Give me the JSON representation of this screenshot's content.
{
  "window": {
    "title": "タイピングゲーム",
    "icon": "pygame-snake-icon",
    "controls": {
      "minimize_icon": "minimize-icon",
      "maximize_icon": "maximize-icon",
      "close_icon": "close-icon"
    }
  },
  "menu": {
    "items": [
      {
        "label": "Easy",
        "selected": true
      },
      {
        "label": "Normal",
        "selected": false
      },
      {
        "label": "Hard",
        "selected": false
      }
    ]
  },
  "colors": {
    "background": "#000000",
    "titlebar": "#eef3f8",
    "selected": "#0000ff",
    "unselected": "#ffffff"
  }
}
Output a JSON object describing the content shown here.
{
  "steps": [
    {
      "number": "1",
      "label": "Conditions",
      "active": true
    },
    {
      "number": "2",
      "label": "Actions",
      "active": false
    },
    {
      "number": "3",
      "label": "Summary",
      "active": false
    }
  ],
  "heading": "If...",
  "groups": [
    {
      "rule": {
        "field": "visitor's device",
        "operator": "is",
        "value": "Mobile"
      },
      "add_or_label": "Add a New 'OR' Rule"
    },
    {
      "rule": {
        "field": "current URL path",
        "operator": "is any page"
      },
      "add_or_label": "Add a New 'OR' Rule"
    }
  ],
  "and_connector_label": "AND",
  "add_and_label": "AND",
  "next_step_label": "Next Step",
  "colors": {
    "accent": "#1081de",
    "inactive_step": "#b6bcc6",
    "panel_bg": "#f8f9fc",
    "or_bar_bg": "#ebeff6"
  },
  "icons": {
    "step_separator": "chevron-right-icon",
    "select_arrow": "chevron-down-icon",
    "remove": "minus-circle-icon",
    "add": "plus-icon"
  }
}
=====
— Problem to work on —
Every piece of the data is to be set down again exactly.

— Result of the exercise —
Give me the JSON representation of this screenshot's content.
{
  "window": {
    "title": "タイピングゲーム",
    "icon": "pygame-snake-icon",
    "controls": {
      "minimize_icon": "minimize-icon",
      "maximize_icon": "maximize-icon",
      "close_icon": "close-icon"
    }
  },
  "menu": {
    "items": [
      {
        "label": "Easy",
        "selected": true
      },
      {
        "label": "Normal",
        "selected": false
      },
      {
        "label": "Hard",
        "selected": false
      }
    ]
  },
  "colors": {
    "background": "#000000",
    "titlebar": "#eef3f8",
    "selected": "#0000ff",
    "unselected": "#ffffff"
  }
}
Output a JSON object describing the content shown here.
{
  "steps": [
    {
      "number": "1",
      "label": "Conditions",
      "active": true
    },
    {
      "number": "2",
      "label": "Actions",
      "active": false
    },
    {
      "number": "3",
      "label": "Summary",
      "active": false
    }
  ],
  "heading": "If...",
  "groups": [
    {
      "rule": {
        "field": "visitor's device",
        "operator": "is",
        "value": "Mobile"
      },
      "add_or_label": "Add a New 'OR' Rule"
    },
    {
      "rule": {
        "field": "current URL path",
        "operator": "is any page"
      },
      "add_or_label": "Add a New 'OR' Rule"
    }
  ],
  "and_connector_label": "AND",
  "add_and_label": "AND",
  "next_step_label": "Next Step",
  "colors": {
    "accent": "#1081de",
    "inactive_step": "#b6bcc6",
    "panel_bg": "#f8f9fc",
    "or_bar_bg": "#ebeff6"
  },
  "icons": {
    "step_separator": "chevron-right-icon",
    "select_arrow": "chevron-down-icon",
    "remove": "minus-circle-icon",
    "add": "plus-icon"
  }
}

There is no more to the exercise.